== REQUIRED WORK ==
Wherever "this" occurs in the entries, copy the line that holds it.

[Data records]
++++++++++
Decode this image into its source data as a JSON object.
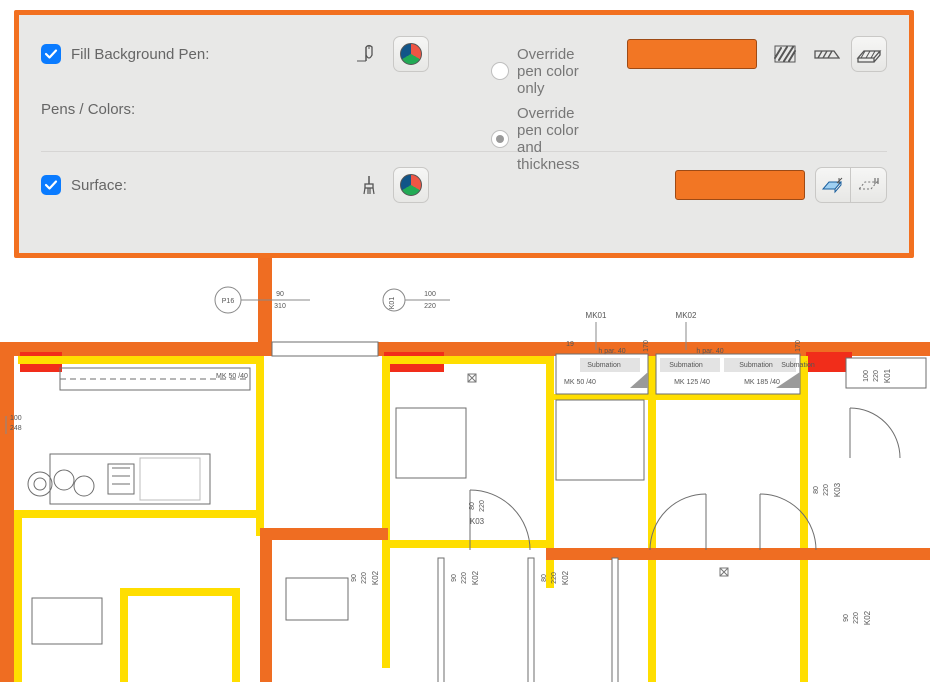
{
  "panel": {
    "fill_background_pen_label": "Fill Background Pen:",
    "pens_colors_label": "Pens / Colors:",
    "surface_label": "Surface:",
    "radio_color_only": "Override pen color only",
    "radio_color_thick": "Override pen color and thickness",
    "swatch_color": "#f27624",
    "fill_checked": true,
    "surface_checked": true,
    "pen_override_mode": "color_and_thickness"
  },
  "plan": {
    "labels": {
      "p16": "P16",
      "dim_90_310": [
        "90",
        "310"
      ],
      "dim_100_248": [
        "100",
        "248"
      ],
      "dim_100_220": [
        "100",
        "220"
      ],
      "k01": "K01",
      "k02": "K02",
      "k03": "K03",
      "mk01": "MK01",
      "mk02": "MK02",
      "mk50_40": "MK 50 /40",
      "mk50_40b": "MK 50 /40",
      "mk125_40": "MK 125 /40",
      "mk185_40": "MK 185 /40",
      "hpar_40a": "h par. 40",
      "hpar_40b": "h par. 40",
      "submation": "Submation",
      "val_19": "19",
      "val_170a": "170",
      "val_170b": "170",
      "dim_80_220": [
        "80",
        "220"
      ],
      "dim_90_220": [
        "90",
        "220"
      ],
      "dim_100_220b": [
        "100",
        "220"
      ]
    },
    "colors": {
      "wall_orange": "#ef6d22",
      "wall_yellow": "#ffde00",
      "wall_red": "#f12d1a",
      "line_gray": "#6e6e6e",
      "line_light": "#bdbdbd"
    }
  }
}
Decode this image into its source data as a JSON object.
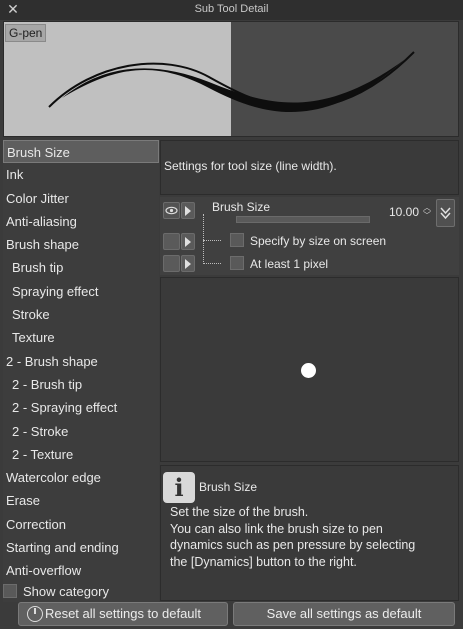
{
  "window": {
    "title": "Sub Tool Detail"
  },
  "preview": {
    "tool_name": "G-pen"
  },
  "sidebar": {
    "items": [
      {
        "label": "Brush Size"
      },
      {
        "label": "Ink"
      },
      {
        "label": "Color Jitter"
      },
      {
        "label": "Anti-aliasing"
      },
      {
        "label": "Brush shape"
      },
      {
        "label": "Brush tip"
      },
      {
        "label": "Spraying effect"
      },
      {
        "label": "Stroke"
      },
      {
        "label": "Texture"
      },
      {
        "label": "2 - Brush shape"
      },
      {
        "label": "2 - Brush tip"
      },
      {
        "label": "2 - Spraying effect"
      },
      {
        "label": "2 - Stroke"
      },
      {
        "label": "2 - Texture"
      },
      {
        "label": "Watercolor edge"
      },
      {
        "label": "Erase"
      },
      {
        "label": "Correction"
      },
      {
        "label": "Starting and ending"
      },
      {
        "label": "Anti-overflow"
      }
    ],
    "selected": "Brush Size",
    "show_category_label": "Show category"
  },
  "panel": {
    "description": "Settings for tool size (line width).",
    "brush_size_label": "Brush Size",
    "brush_size_value": "10.00",
    "specify_by_screen_label": "Specify by size on screen",
    "at_least_one_pixel_label": "At least 1 pixel"
  },
  "help": {
    "title": "Brush Size",
    "lines": [
      "Set the size of the brush.",
      "You can also link the brush size to pen",
      "dynamics such as pen pressure by selecting",
      "the [Dynamics] button to the right."
    ]
  },
  "footer": {
    "reset_label": "Reset all settings to default",
    "save_label": "Save all settings as default"
  }
}
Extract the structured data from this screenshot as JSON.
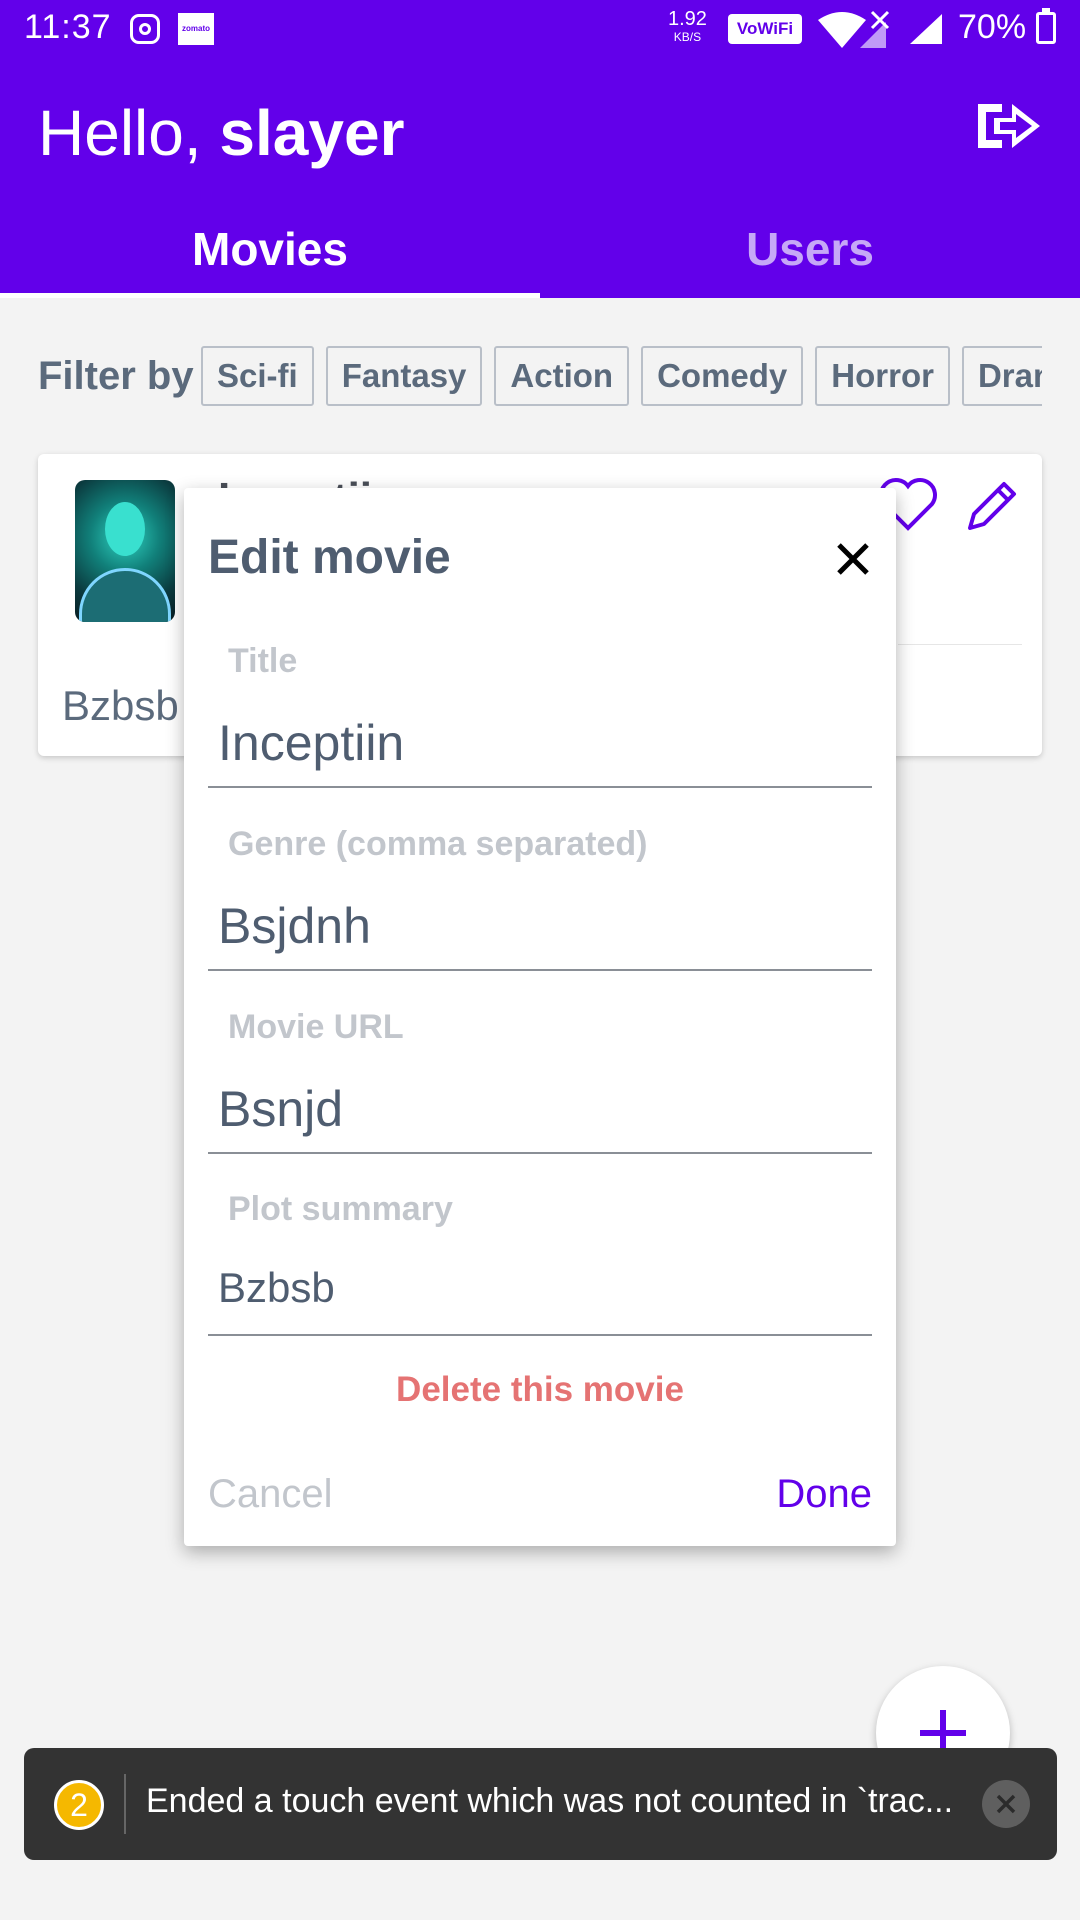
{
  "status_bar": {
    "time": "11:37",
    "net_speed": "1.92",
    "net_speed_unit": "KB/S",
    "vowifi": "VoWiFi",
    "battery": "70%",
    "zomato": "zomato"
  },
  "header": {
    "greeting": "Hello, ",
    "username": "slayer",
    "tabs": [
      {
        "label": "Movies",
        "active": true
      },
      {
        "label": "Users",
        "active": false
      }
    ]
  },
  "filter": {
    "label": "Filter by",
    "chips": [
      "Sci-fi",
      "Fantasy",
      "Action",
      "Comedy",
      "Horror",
      "Drama"
    ]
  },
  "movie_card": {
    "title": "Inceptiin",
    "plot": "Bzbsb"
  },
  "modal": {
    "title": "Edit movie",
    "fields": [
      {
        "label": "Title",
        "value": "Inceptiin"
      },
      {
        "label": "Genre (comma separated)",
        "value": "Bsjdnh"
      },
      {
        "label": "Movie URL",
        "value": "Bsnjd"
      },
      {
        "label": "Plot summary",
        "value": "Bzbsb"
      }
    ],
    "delete_label": "Delete this movie",
    "cancel_label": "Cancel",
    "done_label": "Done"
  },
  "toast": {
    "count": "2",
    "message": "Ended a touch event which was not counted in `trac..."
  },
  "colors": {
    "primary": "#6200ea",
    "danger": "#e57373",
    "text": "#4f5d70",
    "muted": "#c2c6cc"
  },
  "icons": {
    "logout": "logout-icon",
    "favorite": "heart-icon",
    "edit": "pencil-icon",
    "close": "close-icon",
    "add": "plus-icon"
  }
}
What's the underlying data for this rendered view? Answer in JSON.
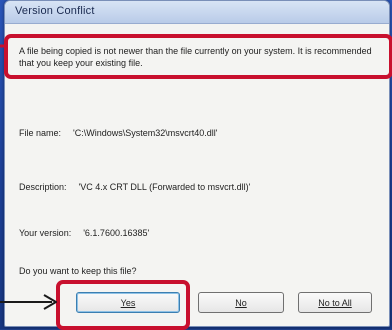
{
  "dialog": {
    "title": "Version Conflict",
    "message": "A file being copied is not newer than the file currently on your system. It is recommended that you keep your existing file.",
    "file_name_label": "File name:",
    "file_name_value": "'C:\\Windows\\System32\\msvcrt40.dll'",
    "description_label": "Description:",
    "description_value": "'VC 4.x CRT DLL (Forwarded to msvcrt.dll)'",
    "version_label": "Your version:",
    "version_value": "'6.1.7600.16385'",
    "question": "Do you want to keep this file?"
  },
  "buttons": {
    "yes": "Yes",
    "no": "No",
    "no_to_all": "No to All"
  },
  "annotations": {
    "highlight_color": "#c8102e",
    "arrow_color": "#1a1a1a"
  }
}
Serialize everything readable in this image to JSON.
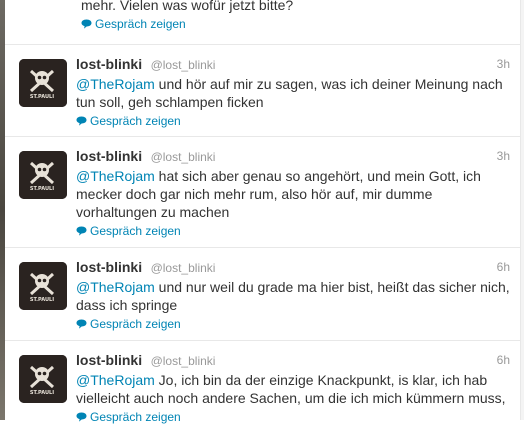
{
  "top_partial": {
    "text": "mehr. Vielen was wofür jetzt bitte?",
    "action": "Gespräch zeigen"
  },
  "tweets": [
    {
      "name": "lost-blinki",
      "handle": "@lost_blinki",
      "time": "3h",
      "mention": "@TheRojam",
      "text": " und hör auf mir zu sagen, was ich deiner Meinung nach tun soll, geh schlampen ficken",
      "action": "Gespräch zeigen"
    },
    {
      "name": "lost-blinki",
      "handle": "@lost_blinki",
      "time": "3h",
      "mention": "@TheRojam",
      "text": " hat sich aber genau so angehört, und mein Gott, ich mecker doch gar nich mehr rum, also hör auf, mir dumme vorhaltungen zu machen",
      "action": "Gespräch zeigen"
    },
    {
      "name": "lost-blinki",
      "handle": "@lost_blinki",
      "time": "6h",
      "mention": "@TheRojam",
      "text": " und nur weil du grade ma hier bist, heißt das sicher nich, dass ich springe",
      "action": "Gespräch zeigen"
    },
    {
      "name": "lost-blinki",
      "handle": "@lost_blinki",
      "time": "6h",
      "mention": "@TheRojam",
      "text": " Jo, ich bin da der einzige Knackpunkt, is klar, ich hab vielleicht auch noch andere Sachen, um die ich mich kümmern muss,",
      "action": "Gespräch zeigen"
    }
  ],
  "avatar_label": "ST.PAULI",
  "colors": {
    "link": "#0084b4",
    "text": "#333333",
    "muted": "#999999",
    "border": "#e8e8e8"
  },
  "icons": {
    "conversation": "speech-bubble-icon",
    "avatar": "skull-crossbones-icon"
  }
}
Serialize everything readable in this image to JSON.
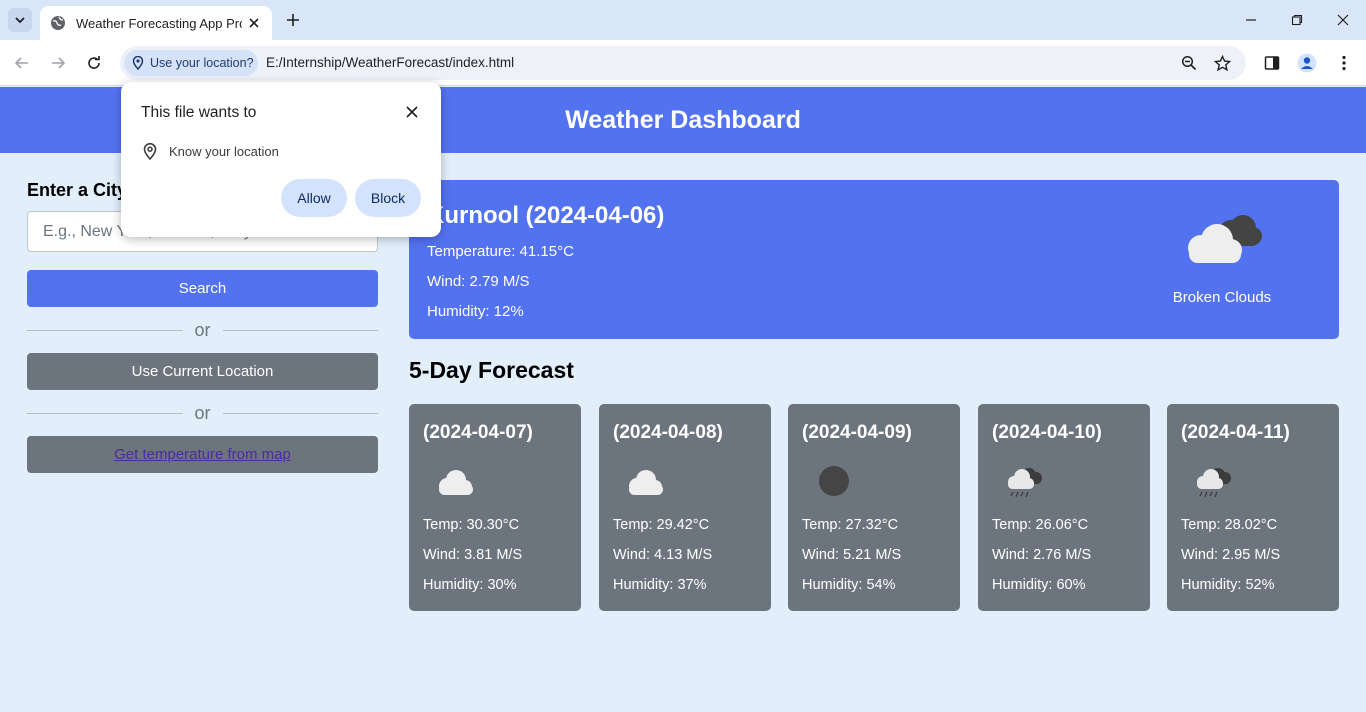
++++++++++
== THE ANSWER ==
Decode this image into its source data as a JSON object.
Decode this image into its source data as a JSON object.
Extract the structured data from this screenshot as JSON.
    "delete_label": "Delete this movie",
What's the underlying data for this rendered view? Answer in JSON.
    "question": "Do you want to keep this file?"
Serialize everything readable in this image to JSON.
Serialize everything readable in this image to JSON.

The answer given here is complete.